With Trump Name Unspoken, Kushners Seek Investors in Shanghai

Like many American firms that come to China looking for money, Kushner Companies on Sunday tried to woo a Shanghai audience with promises of potentially big returns and a path toward living in the United States.

But for Bi Ting, who attended the event, part of the appeal was political: Jared Kushner is the son-in-law of — and a powerful adviser to — President Trump. Virtually unheard-of in China just months ago, he is now known here as a deeply influential figure in American politics. Though Mr. Kushner has said that he has stepped back from the day-to-day operations of the family business, filings show he and Ivanka Trump, his wife and the president’s daughter, continue to benefit from Kushner Companies’ real estate and investment businesses.

“The Trump relationship is an extra point for me,” Ms. Bi stated, adding that she and her husband had not decided whether to invest.

The Kushner Companies’ China roadshow, promoting $500,000 investments in New Jersey real estate as the path to a residency card in the United States, moved to Shanghai on Sunday after a similar pitch on Saturday in Beijing. Security was tighter in Shanghai than it had been in Beijing, where reporters for The New York Times and The Washington Post briefly attended the event before being kicked out.

The Shanghai event, at the opulent Four Seasons Hotel, was patrolled by burly security guards who screened those in attendance and kept journalists outside, in an elevator lobby. The organizers had refused on Saturday to permit late registration as word spread of the Beijing event. One guard at the Shanghai event was heard saying that at least some of the participants would be leaving through a private back exit.

But some who attended described an investor pitch similar to the one in Beijing, and Mr. Trump’s political power was palpable at the Shanghai event even if his name went unsaid. On Saturday in Beijing, one slide presented to the Shanghai audience on Sunday showed a photo of Mr. Trump when describing who will decide the future of the American visa program for foreign investors, according to a snapshot taken by an audience member.

While the Trump connection piqued the interest of many people in attendance, such events soliciting investors for projects in the United States are not unusual in China. The American EB-5 visa program awards foreign investors the right to live in the United States for two years and a path to permanent residency, in exchange for investments of at least $500,000 in American development projects. A bright red line near the top of the posters in the Four Seasons lobby prominently mentioned EB-5 visas.

About three-quarters of the roughly 10,000 investor visas issued last year went to Chinese nationals.

Many in China begin looking for overseas residency and passports after they have children.
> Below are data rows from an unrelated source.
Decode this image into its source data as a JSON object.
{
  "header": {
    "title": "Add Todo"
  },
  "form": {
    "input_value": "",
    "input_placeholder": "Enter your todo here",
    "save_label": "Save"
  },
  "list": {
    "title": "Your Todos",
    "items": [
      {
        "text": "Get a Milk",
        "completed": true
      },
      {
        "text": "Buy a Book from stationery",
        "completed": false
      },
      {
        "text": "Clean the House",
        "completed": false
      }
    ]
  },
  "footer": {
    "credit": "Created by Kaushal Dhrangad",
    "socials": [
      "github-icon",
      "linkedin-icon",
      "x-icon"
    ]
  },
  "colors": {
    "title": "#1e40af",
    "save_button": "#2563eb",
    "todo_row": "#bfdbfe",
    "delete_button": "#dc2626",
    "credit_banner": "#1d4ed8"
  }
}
They fear the effects of smog on their children’s lungs — the smog was heavy in Shanghai on Sunday, and an internationally comparable index of air quality showed that the pollution was seven times the level in New York City.

Many families likewise consider overseas schools to be preferable to China’s, where ferocious academic competition keeps children doing homework until late at night even in elementary school, in preparation for a national college entrance exam that means riches or ruin.

“I want my child to live in a relatively relaxed environment,” said Ms. Bi, who is 34 and expecting her first child, “where he or she could be himself or herself and lead a diverse life, instead of having no choice but to take the college entrance exam in China.”

Still, she stated, investing in the Kushner project would not give her and her husband enough time to get to the United States before her baby was born.

Many people here worry that the window for obtaining an EB-5 visa may be closing. Though he has softened his language considerably in recent weeks, Mr. Trump was a vociferous critic of China during his presidential campaign and has said he will take a tough line on immigration. Though he did not take aim at investors in real estate projects.

The Kushner project promoted to Chinese investors, called Kushner 1, includes two towers and nearly 1,500 luxury apartments, with construction to start early next year.

Source: https://www.nytimes.com